What makes this even more impressive is that U.S. researchers studying marijuana are required to use marijuana supplied by the federal government, marijuana that is famous for its poor quality and weakness. So there is every reason to believe that studies such as this one underestimate the potential relief that high-quality marijuana could provide.

In my case, medical marijuana has allowed me to live a productive, fruitful life despite having multiple sclerosis. Many thousands of others all over this country — less well-known than me but whose stories are just as real — have experienced the same thing.

Here’s what’s shocking: The U.S. government knows marijuana works as a medicine.
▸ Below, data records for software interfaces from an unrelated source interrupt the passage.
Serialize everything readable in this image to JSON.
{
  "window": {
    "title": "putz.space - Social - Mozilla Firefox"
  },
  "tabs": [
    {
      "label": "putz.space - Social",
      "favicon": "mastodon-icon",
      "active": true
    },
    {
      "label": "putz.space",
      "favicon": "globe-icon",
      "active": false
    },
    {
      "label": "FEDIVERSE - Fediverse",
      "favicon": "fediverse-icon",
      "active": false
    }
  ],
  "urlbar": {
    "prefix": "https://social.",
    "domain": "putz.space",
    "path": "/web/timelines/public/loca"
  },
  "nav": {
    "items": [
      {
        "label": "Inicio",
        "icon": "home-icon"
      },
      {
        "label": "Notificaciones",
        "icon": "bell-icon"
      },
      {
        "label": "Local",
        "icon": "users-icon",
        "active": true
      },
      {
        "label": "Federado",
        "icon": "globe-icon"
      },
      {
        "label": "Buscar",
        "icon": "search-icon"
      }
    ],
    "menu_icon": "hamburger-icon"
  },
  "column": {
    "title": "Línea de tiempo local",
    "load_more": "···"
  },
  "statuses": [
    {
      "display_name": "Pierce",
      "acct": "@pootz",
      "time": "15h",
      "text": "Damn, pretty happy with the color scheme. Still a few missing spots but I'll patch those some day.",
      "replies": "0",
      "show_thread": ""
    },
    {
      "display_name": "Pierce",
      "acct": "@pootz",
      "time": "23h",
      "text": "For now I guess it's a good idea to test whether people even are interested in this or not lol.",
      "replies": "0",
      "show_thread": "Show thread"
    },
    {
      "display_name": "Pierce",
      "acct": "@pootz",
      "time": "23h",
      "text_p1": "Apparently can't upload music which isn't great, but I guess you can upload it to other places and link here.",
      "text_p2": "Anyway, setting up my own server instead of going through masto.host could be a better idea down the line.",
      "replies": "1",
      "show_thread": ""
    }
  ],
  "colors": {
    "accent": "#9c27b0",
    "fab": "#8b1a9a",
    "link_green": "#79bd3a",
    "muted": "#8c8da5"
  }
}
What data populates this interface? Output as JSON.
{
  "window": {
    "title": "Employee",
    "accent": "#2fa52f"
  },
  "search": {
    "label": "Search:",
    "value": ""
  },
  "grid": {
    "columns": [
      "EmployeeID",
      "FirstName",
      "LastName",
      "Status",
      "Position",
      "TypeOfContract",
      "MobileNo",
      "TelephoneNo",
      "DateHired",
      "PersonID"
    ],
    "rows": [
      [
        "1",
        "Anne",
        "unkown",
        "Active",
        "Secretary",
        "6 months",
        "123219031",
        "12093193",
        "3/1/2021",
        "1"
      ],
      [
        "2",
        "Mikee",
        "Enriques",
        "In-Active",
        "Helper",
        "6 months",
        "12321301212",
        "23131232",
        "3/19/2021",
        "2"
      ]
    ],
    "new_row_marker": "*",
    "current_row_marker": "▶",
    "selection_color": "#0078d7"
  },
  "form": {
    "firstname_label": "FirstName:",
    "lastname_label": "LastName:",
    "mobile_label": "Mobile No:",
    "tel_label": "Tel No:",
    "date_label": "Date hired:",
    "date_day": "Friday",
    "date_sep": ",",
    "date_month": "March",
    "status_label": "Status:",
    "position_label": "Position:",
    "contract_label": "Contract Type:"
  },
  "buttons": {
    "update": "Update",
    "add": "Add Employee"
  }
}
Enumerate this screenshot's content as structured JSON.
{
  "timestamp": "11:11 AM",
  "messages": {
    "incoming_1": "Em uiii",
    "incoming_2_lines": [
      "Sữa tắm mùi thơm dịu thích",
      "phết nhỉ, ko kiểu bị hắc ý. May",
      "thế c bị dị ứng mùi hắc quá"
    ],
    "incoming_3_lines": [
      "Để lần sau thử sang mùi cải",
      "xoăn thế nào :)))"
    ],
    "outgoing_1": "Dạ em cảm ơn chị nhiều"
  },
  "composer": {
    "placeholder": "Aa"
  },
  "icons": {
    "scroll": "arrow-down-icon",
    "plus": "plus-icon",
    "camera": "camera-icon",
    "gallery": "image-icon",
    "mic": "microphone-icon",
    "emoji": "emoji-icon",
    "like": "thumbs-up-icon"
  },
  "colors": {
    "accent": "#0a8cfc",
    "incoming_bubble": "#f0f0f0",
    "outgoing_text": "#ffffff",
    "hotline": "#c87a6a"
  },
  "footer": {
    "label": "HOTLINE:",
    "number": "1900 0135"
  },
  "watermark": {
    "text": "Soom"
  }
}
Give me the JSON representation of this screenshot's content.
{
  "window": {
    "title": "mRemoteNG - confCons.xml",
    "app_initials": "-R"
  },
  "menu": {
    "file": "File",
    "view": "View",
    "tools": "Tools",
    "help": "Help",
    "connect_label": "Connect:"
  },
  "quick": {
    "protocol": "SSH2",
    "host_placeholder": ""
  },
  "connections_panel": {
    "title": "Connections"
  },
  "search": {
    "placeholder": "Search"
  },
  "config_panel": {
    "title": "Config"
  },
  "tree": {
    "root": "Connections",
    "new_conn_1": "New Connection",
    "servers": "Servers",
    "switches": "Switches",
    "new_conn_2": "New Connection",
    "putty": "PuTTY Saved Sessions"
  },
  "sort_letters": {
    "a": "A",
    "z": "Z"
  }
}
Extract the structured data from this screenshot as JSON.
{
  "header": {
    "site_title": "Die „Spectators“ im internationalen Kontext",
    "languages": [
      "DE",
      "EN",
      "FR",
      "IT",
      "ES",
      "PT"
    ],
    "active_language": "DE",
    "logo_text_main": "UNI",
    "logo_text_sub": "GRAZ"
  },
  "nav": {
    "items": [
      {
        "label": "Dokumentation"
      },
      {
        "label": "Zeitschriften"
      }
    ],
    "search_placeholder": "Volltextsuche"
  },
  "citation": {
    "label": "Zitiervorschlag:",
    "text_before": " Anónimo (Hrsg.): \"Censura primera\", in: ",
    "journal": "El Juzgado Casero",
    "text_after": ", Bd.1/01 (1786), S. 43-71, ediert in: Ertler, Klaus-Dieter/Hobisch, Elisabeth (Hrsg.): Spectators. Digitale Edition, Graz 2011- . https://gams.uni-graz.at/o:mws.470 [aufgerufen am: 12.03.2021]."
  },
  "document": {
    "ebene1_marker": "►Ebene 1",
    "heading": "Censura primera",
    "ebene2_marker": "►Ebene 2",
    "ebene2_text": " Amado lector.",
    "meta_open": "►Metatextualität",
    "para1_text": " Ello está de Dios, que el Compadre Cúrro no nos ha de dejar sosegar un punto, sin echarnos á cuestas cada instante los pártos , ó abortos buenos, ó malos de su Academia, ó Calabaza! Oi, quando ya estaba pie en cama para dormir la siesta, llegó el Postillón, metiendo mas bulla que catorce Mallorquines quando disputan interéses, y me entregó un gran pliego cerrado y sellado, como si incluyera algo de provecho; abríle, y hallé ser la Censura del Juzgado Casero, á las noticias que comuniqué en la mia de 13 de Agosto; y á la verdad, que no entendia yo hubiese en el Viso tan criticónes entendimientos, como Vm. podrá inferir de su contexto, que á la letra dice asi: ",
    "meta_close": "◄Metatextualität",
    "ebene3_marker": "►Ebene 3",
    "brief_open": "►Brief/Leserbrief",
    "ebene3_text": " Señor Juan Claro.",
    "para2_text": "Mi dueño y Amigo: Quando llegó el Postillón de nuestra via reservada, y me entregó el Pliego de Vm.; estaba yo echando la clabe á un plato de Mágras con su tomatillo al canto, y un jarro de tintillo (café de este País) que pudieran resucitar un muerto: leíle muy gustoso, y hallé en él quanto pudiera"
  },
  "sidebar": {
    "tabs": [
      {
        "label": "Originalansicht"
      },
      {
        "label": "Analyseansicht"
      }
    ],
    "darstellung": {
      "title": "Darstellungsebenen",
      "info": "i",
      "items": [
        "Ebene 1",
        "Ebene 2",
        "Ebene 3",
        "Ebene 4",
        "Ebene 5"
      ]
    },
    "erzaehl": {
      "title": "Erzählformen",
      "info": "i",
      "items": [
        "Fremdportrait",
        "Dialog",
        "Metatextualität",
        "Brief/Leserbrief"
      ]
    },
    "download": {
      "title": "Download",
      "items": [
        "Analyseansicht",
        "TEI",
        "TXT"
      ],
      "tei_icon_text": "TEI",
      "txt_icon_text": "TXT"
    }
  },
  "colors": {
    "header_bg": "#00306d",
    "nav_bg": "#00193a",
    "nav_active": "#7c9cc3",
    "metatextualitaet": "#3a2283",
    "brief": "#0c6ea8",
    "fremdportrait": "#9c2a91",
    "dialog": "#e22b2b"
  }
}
Our government actually provides medical marijuana each month to five patients in a program that started about 25 years ago but was closed to new patients in 1992. One of the patients in that program, Florida stockbroker Irvin Rosenfeld, was a guest on my show two years ago. If federal officials come to town to tell you there’s no evidence marijuana is a safe, effective medicine, know this: They’re lying, and they know it.

Still, 39 states subject patients with illnesses like MS, cancer or HIV/AIDS to arrest and jail for using medical marijuana, even if their doctor has recommended it. It’s long past time for that to change.

Illinois state Sen. John Cullerton, D-Chicago, has introduced a bill — SB 650 — to protect patients like me from arrest and jail for using medical marijuana when it’s recommended by a physician. Similar laws are working well in 11 states right now.

The General Assembly should pass the medical marijuana bill without delay. Sick people shouldn’t be treated as criminals.

Television talk show host Montel Williams is the author, with Lawrence Grobel, of “Climbing Higher” and other books.

Special to the Post-Dispatch